One number is the whole answer: the tally of lines in the records below that contain "datetime".

━━━ EXTRACTED ENTRIES ━━━

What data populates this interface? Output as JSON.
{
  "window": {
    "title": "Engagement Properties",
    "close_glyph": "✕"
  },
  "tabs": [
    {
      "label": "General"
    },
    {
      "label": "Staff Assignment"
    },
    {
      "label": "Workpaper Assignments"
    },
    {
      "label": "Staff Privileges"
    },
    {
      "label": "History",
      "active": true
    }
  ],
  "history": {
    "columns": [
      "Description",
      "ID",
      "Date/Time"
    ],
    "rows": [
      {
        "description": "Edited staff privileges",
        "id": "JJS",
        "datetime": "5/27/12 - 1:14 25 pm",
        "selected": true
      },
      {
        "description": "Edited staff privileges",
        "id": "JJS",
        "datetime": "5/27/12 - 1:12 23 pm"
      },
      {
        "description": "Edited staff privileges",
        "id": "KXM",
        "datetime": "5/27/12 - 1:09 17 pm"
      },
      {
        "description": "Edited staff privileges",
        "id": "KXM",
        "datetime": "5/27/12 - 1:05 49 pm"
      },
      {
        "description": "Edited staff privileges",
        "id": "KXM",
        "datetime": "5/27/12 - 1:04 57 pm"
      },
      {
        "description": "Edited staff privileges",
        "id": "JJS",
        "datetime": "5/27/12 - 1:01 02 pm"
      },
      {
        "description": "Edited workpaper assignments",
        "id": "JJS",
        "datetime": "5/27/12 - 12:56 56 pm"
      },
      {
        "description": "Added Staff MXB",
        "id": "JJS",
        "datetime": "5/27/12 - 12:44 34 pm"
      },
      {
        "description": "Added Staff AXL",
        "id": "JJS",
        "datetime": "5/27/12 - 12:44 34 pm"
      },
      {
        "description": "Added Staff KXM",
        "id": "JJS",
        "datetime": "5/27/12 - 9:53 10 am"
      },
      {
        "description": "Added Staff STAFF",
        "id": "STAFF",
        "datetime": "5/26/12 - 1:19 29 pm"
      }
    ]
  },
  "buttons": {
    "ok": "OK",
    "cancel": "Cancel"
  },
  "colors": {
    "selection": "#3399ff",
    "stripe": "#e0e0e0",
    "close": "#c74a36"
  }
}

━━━

• **WRITTEN ANSWER**
11